The effect of the sampling position is investigated when measuring drip loss in porcine longissimus dorsi muscle. Measuring in biological tissue often includes an assumption of homogeneity of the muscle under investigation, an assumption that only applies to a certain extent. However, this assumption is particularly critical when measuring drip loss. In the present experiment two different methods for measuring drip loss were applied. The two methods use a considerably different sample size and thus a difference in sensitivity to the heterogeneity of the object to be measured may be expected. In other words, when measuring drip loss a large sample size may blur information about biological variations in the parameter under investigation. The influence of the sampling position on the drip loss measurement 34 pigs were selected from a random group of 204 pigs. The right and the left longissimus dorsi were excised and used as objects for measuring drip loss with two different methods. Each longissimus dorsi muscle was sliced in 11–15 slices of 2.5 cm thickness. The left longissimus dorsi was sampled in three positions for each slice and the drip loss was measured in each position applying the EZ-DripLoss method.
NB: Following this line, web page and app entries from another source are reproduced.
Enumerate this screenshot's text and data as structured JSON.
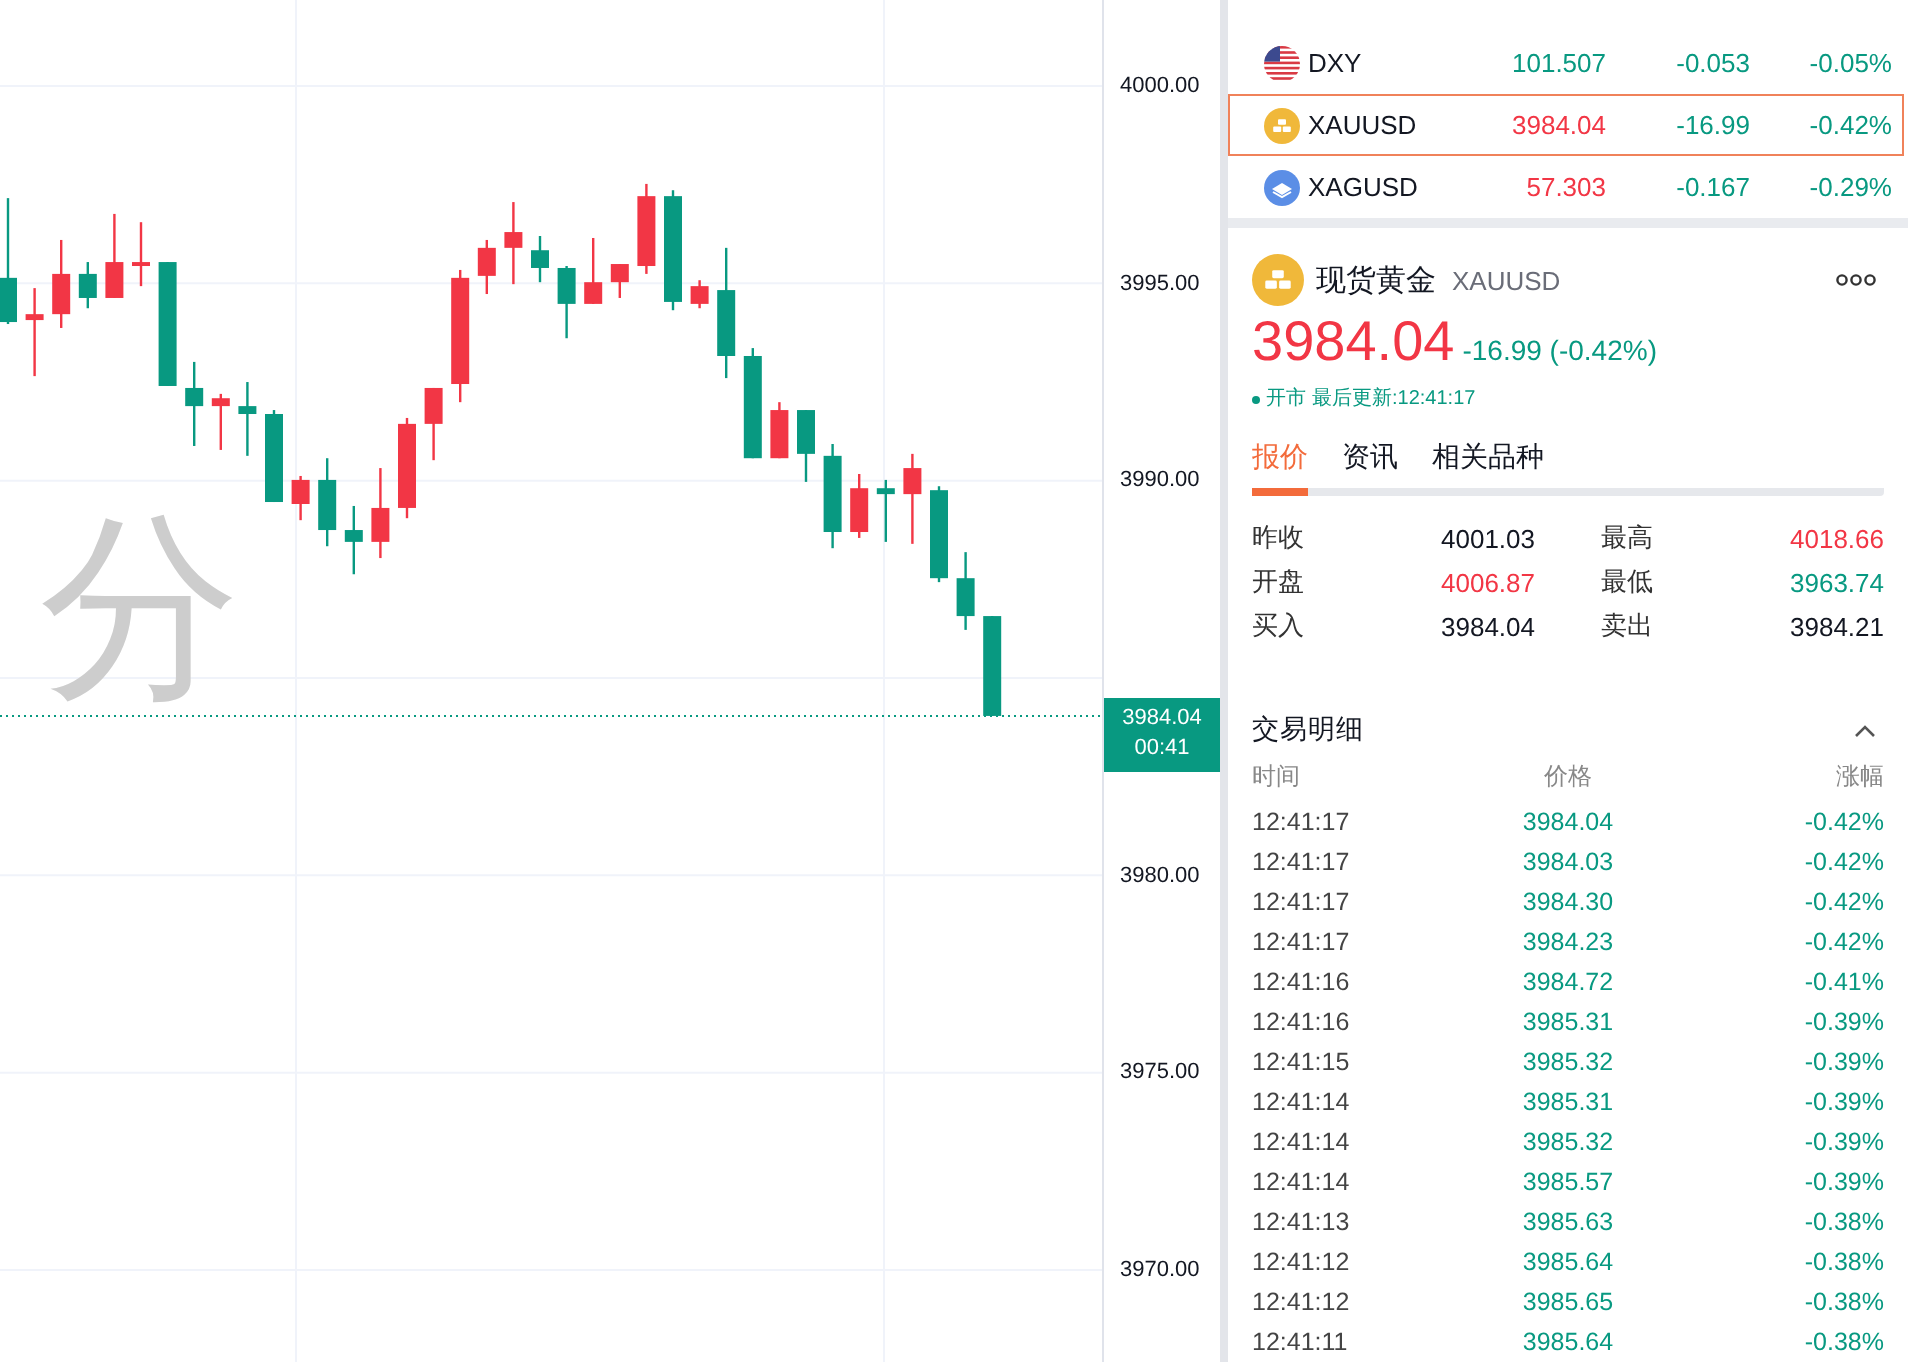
{
  "chart": {
    "watermark": "分",
    "chart_data": {
      "type": "candlestick",
      "grid": true,
      "ylim": [
        3967.67,
        4002.18
      ],
      "yticks": [
        {
          "value": 4000,
          "label": "4000.00"
        },
        {
          "value": 3995,
          "label": "3995.00"
        },
        {
          "value": 3990,
          "label": "3990.00"
        },
        {
          "value": 3980,
          "label": "3980.00"
        },
        {
          "value": 3975,
          "label": "3975.00"
        },
        {
          "value": 3970,
          "label": "3970.00"
        }
      ],
      "ref_lines": [
        {
          "axis": "y",
          "value": 3984.04,
          "label": "3984.04",
          "color": "#089981"
        }
      ],
      "ohlc": [
        [
          3995.14,
          3997.16,
          3993.97,
          3994.02
        ],
        [
          3994.07,
          3994.88,
          3992.65,
          3994.22
        ],
        [
          3994.22,
          3996.1,
          3993.87,
          3995.24
        ],
        [
          3995.24,
          3995.54,
          3994.37,
          3994.63
        ],
        [
          3994.63,
          3996.76,
          3994.63,
          3995.54
        ],
        [
          3995.44,
          3996.55,
          3994.93,
          3995.54
        ],
        [
          3995.54,
          3995.54,
          3992.4,
          3992.4
        ],
        [
          3992.35,
          3993.01,
          3990.88,
          3991.89
        ],
        [
          3991.89,
          3992.2,
          3990.78,
          3992.09
        ],
        [
          3991.89,
          3992.5,
          3990.63,
          3991.69
        ],
        [
          3991.69,
          3991.79,
          3989.46,
          3989.46
        ],
        [
          3989.41,
          3990.12,
          3989.0,
          3990.02
        ],
        [
          3990.02,
          3990.57,
          3988.34,
          3988.75
        ],
        [
          3988.75,
          3989.36,
          3987.63,
          3988.45
        ],
        [
          3988.45,
          3990.32,
          3988.04,
          3989.31
        ],
        [
          3989.31,
          3991.59,
          3989.05,
          3991.44
        ],
        [
          3991.44,
          3992.35,
          3990.52,
          3992.35
        ],
        [
          3992.45,
          3995.34,
          3991.99,
          3995.14
        ],
        [
          3995.19,
          3996.1,
          3994.73,
          3995.9
        ],
        [
          3995.9,
          3997.06,
          3994.98,
          3996.3
        ],
        [
          3995.84,
          3996.2,
          3995.03,
          3995.39
        ],
        [
          3995.39,
          3995.44,
          3993.61,
          3994.48
        ],
        [
          3994.48,
          3996.15,
          3994.48,
          3995.03
        ],
        [
          3995.03,
          3995.49,
          3994.63,
          3995.49
        ],
        [
          3995.44,
          3997.52,
          3995.24,
          3997.21
        ],
        [
          3997.21,
          3997.36,
          3994.32,
          3994.53
        ],
        [
          3994.48,
          3995.08,
          3994.37,
          3994.93
        ],
        [
          3994.83,
          3995.9,
          3992.6,
          3993.16
        ],
        [
          3993.16,
          3993.36,
          3990.57,
          3990.57
        ],
        [
          3990.57,
          3991.99,
          3990.57,
          3991.79
        ],
        [
          3991.79,
          3991.79,
          3989.97,
          3990.68
        ],
        [
          3990.63,
          3990.93,
          3988.29,
          3988.7
        ],
        [
          3988.7,
          3990.17,
          3988.55,
          3989.81
        ],
        [
          3989.81,
          3990.02,
          3988.45,
          3989.66
        ],
        [
          3989.66,
          3990.68,
          3988.4,
          3990.32
        ],
        [
          3989.76,
          3989.86,
          3987.43,
          3987.53
        ],
        [
          3987.53,
          3988.19,
          3986.22,
          3986.57
        ],
        [
          3986.57,
          3986.57,
          3984.04,
          3984.04
        ]
      ]
    },
    "countdown": "00:41"
  },
  "watchlist": [
    {
      "kind": "usd",
      "symbol": "DXY",
      "price": "101.507",
      "color": "#089981",
      "change": "-0.053",
      "change_pct": "-0.05%",
      "selected": false
    },
    {
      "kind": "gold",
      "symbol": "XAUUSD",
      "price": "3984.04",
      "color": "#f23645",
      "change": "-16.99",
      "change_pct": "-0.42%",
      "selected": true
    },
    {
      "kind": "silver",
      "symbol": "XAGUSD",
      "price": "57.303",
      "color": "#f23645",
      "change": "-0.167",
      "change_pct": "-0.29%",
      "selected": false
    }
  ],
  "quote": {
    "kind": "gold",
    "name": "现货黄金",
    "symbol": "XAUUSD",
    "price": "3984.04",
    "color": "#f23645",
    "change": "-16.99 (-0.42%)",
    "status": "开市",
    "updated": "最后更新:12:41:17"
  },
  "tabs": [
    {
      "label": "报价",
      "selected": true
    },
    {
      "label": "资讯",
      "selected": false
    },
    {
      "label": "相关品种",
      "selected": false
    }
  ],
  "stats": [
    {
      "label": "昨收",
      "value": "4001.03",
      "color": "#131722"
    },
    {
      "label": "最高",
      "value": "4018.66",
      "color": "#f23645"
    },
    {
      "label": "开盘",
      "value": "4006.87",
      "color": "#f23645"
    },
    {
      "label": "最低",
      "value": "3963.74",
      "color": "#089981"
    },
    {
      "label": "买入",
      "value": "3984.04",
      "color": "#131722"
    },
    {
      "label": "卖出",
      "value": "3984.21",
      "color": "#131722"
    }
  ],
  "trades": {
    "title": "交易明细",
    "expanded": true,
    "columns": [
      "时间",
      "价格",
      "涨幅"
    ],
    "rows": [
      {
        "time": "12:41:17",
        "price": "3984.04",
        "change_pct": "-0.42%"
      },
      {
        "time": "12:41:17",
        "price": "3984.03",
        "change_pct": "-0.42%"
      },
      {
        "time": "12:41:17",
        "price": "3984.30",
        "change_pct": "-0.42%"
      },
      {
        "time": "12:41:17",
        "price": "3984.23",
        "change_pct": "-0.42%"
      },
      {
        "time": "12:41:16",
        "price": "3984.72",
        "change_pct": "-0.41%"
      },
      {
        "time": "12:41:16",
        "price": "3985.31",
        "change_pct": "-0.39%"
      },
      {
        "time": "12:41:15",
        "price": "3985.32",
        "change_pct": "-0.39%"
      },
      {
        "time": "12:41:14",
        "price": "3985.31",
        "change_pct": "-0.39%"
      },
      {
        "time": "12:41:14",
        "price": "3985.32",
        "change_pct": "-0.39%"
      },
      {
        "time": "12:41:14",
        "price": "3985.57",
        "change_pct": "-0.39%"
      },
      {
        "time": "12:41:13",
        "price": "3985.63",
        "change_pct": "-0.38%"
      },
      {
        "time": "12:41:12",
        "price": "3985.64",
        "change_pct": "-0.38%"
      },
      {
        "time": "12:41:12",
        "price": "3985.65",
        "change_pct": "-0.38%"
      },
      {
        "time": "12:41:11",
        "price": "3985.64",
        "change_pct": "-0.38%"
      }
    ]
  }
}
The longissimus dorsi from the right side of the carcasses was measured with the bag method.
Many asymptotic results and numerical techniques have appeared in literature to evaluate the packet loss of GI/M/1/K queueing systems and some of them are applicable to heavy-tail distributed interarrival times. We have found a closed-form expression for the Laplace transform of Pareto probability distributions and it allows us to have a better setting to evaluate different performance measures of Pareto queueing systems. Particularly, in this paper we consider the evaluation of the asymptotic packet loss for the Pareto distributed interarrival times, i.e., Pareto/M/1/K queueing systems, through the use of the Pareto Laplace transform and its derivative